  • Like Ive said before on this, I hope they re-look at this too if updates do count. If that is the case then Standard vs. Pro versions probably each count as one submission token as well. Meaning I can basically submit 2.5 apps to the store before Im charged per submission. Something like $100 more (or even $250) for each additional 5 tokens would still be better than this and accomplish the same benefits without choking out some very good apps and updates from their store. The cost of reviewing the applications should be included in the 30% to start with and updates should be a much less stringant process than the initial application submission. There needs to be some level of trust there like the other distributors use once you have determined the developer and the applications are legit. And they can be easily policed and can not pay the developer, pull the app, etc... if they find something later that was put through that isnt allowed or is bad. I did 7 updates to Extreme Agenda last year, and that was a slow year for the product, I would have trouble paying the $99 each time to get those features in your hands sooner. I do have an in app update system and maybe that will be allowed but as was mentioned it does get away from what they are ultimately trying to do. Ill have to build it into more of my applications if need be. I have just re-done a few of my applications like FairwayWatch, Metal Euchre, and ListWatch with the last 2 being now generously priced and still of higher quality but I likely would not submit those until I see how the Marketplace performs. Essentially, it will likely choke out a lot of good applications on launch. It hurts the guys with a little bigger catalogs and will hold back updates. Not necessarily what you want to do to make the store successful. But ultimately I am still very excited for its launch...

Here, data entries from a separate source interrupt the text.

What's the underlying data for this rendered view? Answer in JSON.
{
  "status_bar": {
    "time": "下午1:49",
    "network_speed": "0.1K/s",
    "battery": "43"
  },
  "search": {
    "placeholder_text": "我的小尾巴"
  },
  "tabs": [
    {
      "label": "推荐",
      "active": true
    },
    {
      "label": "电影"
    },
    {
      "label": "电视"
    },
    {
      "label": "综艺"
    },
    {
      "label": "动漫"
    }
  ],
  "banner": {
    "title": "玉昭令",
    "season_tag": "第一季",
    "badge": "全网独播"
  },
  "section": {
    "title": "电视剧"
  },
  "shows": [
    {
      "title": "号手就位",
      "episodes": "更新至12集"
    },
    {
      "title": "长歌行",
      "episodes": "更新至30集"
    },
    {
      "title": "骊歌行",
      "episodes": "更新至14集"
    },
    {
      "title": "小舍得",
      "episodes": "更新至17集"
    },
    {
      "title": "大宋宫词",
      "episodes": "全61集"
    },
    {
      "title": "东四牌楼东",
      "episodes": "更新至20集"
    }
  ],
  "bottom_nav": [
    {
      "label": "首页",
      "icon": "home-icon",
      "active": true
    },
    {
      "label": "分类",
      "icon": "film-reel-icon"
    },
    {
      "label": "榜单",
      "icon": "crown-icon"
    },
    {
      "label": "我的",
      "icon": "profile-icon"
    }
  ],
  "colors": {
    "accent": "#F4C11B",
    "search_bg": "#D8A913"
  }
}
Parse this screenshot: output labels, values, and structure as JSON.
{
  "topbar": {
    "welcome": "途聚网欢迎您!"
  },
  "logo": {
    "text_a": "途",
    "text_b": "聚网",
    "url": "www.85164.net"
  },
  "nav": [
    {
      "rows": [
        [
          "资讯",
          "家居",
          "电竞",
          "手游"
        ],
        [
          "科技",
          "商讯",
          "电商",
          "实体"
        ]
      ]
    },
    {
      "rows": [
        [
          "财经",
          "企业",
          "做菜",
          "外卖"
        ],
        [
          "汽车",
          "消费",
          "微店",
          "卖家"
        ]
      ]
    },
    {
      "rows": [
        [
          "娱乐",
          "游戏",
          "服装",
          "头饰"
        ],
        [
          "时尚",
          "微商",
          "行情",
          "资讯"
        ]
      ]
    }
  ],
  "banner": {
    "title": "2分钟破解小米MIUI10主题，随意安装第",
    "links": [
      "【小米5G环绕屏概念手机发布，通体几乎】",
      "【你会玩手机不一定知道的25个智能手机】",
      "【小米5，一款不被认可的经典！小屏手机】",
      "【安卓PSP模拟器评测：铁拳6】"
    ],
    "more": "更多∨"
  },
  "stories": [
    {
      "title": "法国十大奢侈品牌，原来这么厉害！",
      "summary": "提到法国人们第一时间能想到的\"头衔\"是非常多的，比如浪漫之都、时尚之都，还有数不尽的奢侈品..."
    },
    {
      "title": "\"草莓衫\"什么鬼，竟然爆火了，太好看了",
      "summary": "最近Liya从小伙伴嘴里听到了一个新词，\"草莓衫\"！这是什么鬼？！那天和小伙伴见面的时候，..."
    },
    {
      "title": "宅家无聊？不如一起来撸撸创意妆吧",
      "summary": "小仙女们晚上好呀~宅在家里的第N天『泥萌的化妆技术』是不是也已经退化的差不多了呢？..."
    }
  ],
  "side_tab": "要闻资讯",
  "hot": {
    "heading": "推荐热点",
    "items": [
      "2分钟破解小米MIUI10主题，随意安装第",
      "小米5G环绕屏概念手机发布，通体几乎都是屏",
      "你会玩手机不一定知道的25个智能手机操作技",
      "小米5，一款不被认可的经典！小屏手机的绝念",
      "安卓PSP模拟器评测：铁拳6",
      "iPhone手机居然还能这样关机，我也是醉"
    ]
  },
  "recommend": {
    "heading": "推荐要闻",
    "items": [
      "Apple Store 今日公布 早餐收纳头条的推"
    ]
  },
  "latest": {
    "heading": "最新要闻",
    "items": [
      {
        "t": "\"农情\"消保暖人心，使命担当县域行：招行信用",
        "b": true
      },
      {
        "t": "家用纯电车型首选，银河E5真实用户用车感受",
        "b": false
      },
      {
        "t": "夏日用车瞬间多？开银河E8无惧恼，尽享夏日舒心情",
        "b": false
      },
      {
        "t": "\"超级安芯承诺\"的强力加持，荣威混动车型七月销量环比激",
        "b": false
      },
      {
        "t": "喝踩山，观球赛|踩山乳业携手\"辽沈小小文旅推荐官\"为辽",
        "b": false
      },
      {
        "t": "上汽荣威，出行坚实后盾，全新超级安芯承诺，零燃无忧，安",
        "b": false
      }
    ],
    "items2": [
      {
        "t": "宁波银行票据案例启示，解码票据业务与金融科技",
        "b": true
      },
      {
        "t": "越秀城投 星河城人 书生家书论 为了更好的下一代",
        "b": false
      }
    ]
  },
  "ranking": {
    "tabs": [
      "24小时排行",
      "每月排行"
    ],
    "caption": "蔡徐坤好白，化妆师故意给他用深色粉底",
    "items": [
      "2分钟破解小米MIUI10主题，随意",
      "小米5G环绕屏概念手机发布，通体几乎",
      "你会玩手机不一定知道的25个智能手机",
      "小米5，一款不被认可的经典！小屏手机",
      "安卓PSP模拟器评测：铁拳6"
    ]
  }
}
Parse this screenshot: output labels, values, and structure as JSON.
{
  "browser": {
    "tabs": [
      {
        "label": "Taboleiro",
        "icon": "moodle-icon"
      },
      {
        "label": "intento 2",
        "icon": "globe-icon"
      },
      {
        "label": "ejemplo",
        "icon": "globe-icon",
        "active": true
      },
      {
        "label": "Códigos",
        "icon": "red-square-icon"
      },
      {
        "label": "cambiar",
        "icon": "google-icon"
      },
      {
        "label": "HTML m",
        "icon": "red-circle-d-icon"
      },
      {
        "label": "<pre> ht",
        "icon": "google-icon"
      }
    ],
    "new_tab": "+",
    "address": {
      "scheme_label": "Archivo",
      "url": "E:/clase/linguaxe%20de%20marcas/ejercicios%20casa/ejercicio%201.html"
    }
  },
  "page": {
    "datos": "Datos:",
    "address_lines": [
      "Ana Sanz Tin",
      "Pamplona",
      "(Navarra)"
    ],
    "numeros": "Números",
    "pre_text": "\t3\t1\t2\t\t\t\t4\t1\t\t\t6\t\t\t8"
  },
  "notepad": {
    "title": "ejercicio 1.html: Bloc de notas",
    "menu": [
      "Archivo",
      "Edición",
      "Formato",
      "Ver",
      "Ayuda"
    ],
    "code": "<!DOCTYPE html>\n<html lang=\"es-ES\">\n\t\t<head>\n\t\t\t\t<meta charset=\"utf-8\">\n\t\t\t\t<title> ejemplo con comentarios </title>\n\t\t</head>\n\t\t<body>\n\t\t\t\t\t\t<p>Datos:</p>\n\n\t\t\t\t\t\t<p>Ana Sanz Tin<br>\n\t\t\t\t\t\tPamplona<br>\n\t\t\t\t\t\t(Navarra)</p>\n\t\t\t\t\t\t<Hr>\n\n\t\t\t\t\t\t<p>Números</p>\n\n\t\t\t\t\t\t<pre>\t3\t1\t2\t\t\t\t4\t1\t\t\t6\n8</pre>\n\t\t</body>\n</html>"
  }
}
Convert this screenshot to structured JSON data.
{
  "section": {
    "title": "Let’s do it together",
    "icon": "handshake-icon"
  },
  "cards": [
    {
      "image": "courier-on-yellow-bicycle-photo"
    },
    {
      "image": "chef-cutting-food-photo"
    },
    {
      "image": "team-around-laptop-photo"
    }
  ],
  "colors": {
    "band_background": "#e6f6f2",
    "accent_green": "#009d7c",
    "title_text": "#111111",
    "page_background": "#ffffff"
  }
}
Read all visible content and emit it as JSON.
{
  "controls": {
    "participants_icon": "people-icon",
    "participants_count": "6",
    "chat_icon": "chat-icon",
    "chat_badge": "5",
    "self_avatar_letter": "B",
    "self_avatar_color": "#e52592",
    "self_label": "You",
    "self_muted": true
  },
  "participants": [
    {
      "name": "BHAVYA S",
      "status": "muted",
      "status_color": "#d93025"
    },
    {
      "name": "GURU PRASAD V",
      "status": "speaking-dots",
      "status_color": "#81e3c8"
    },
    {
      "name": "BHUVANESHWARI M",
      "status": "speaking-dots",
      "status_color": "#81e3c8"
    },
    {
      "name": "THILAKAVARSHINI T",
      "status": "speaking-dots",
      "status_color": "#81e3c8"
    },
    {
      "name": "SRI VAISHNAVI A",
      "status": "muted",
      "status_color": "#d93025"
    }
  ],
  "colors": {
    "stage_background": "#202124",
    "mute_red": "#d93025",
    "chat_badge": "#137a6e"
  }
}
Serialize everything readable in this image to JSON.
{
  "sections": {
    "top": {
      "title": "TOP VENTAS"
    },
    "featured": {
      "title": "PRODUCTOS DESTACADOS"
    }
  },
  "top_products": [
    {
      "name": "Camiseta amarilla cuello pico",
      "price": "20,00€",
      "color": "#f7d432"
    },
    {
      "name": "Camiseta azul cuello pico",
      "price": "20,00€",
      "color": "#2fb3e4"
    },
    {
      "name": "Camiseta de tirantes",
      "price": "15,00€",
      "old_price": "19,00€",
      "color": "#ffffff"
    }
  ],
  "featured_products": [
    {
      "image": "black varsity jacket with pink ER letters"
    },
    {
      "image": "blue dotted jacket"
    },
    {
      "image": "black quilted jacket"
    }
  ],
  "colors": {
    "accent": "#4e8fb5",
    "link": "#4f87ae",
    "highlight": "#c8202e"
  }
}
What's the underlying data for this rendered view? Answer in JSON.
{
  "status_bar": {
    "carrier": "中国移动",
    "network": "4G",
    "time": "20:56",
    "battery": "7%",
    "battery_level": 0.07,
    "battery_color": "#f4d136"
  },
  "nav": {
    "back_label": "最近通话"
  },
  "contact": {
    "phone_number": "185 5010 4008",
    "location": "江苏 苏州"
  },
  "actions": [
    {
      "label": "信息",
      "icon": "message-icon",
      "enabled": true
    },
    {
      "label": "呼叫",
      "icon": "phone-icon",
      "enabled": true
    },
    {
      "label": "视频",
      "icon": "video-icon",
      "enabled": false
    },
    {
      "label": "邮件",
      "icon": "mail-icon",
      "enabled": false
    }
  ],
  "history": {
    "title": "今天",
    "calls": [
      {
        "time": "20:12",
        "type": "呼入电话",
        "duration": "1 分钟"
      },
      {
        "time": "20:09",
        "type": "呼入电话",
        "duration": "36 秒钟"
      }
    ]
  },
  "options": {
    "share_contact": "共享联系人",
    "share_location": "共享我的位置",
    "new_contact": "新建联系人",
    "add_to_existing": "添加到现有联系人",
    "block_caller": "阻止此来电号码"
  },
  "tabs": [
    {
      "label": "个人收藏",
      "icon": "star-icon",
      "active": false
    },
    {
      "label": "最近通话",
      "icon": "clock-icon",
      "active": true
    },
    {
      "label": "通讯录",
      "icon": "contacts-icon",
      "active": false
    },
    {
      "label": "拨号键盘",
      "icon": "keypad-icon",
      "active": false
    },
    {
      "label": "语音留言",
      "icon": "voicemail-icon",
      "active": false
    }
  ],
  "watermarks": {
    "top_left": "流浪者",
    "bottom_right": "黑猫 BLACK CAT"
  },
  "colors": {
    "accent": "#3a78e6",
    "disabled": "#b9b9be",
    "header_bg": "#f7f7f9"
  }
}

  • Thanks for chiming in, Birdsoft. Glad to hear that we're not off base in thinking that we need a bit more clarity but that it's also not time to break out the pitchforks and torches. :D
  • well i like the idea of the last paragraph.
    just release all apps with AppToDate support, to give the updated for free without marketplace.
    would be interesting what ms is doing about it?
  • im confused, so Apple does the same 70% to the dev, but MS is charging the dev to make it back? Who invented this horrible business model? the 30% MS take should cover operational fees, why charge ANOTHER $99 for 5 submissions, which is low at that for a whole year. All this model is going to do is to deter developers from participating in the app store.
  • I guess that's the price devs pay for freedom.
  • As long as developers support big chargers, they will be paying more and more, look at Mobihand that started with a press release that stated about being on deveopers side and see how much they charge you nowadays to sell through them.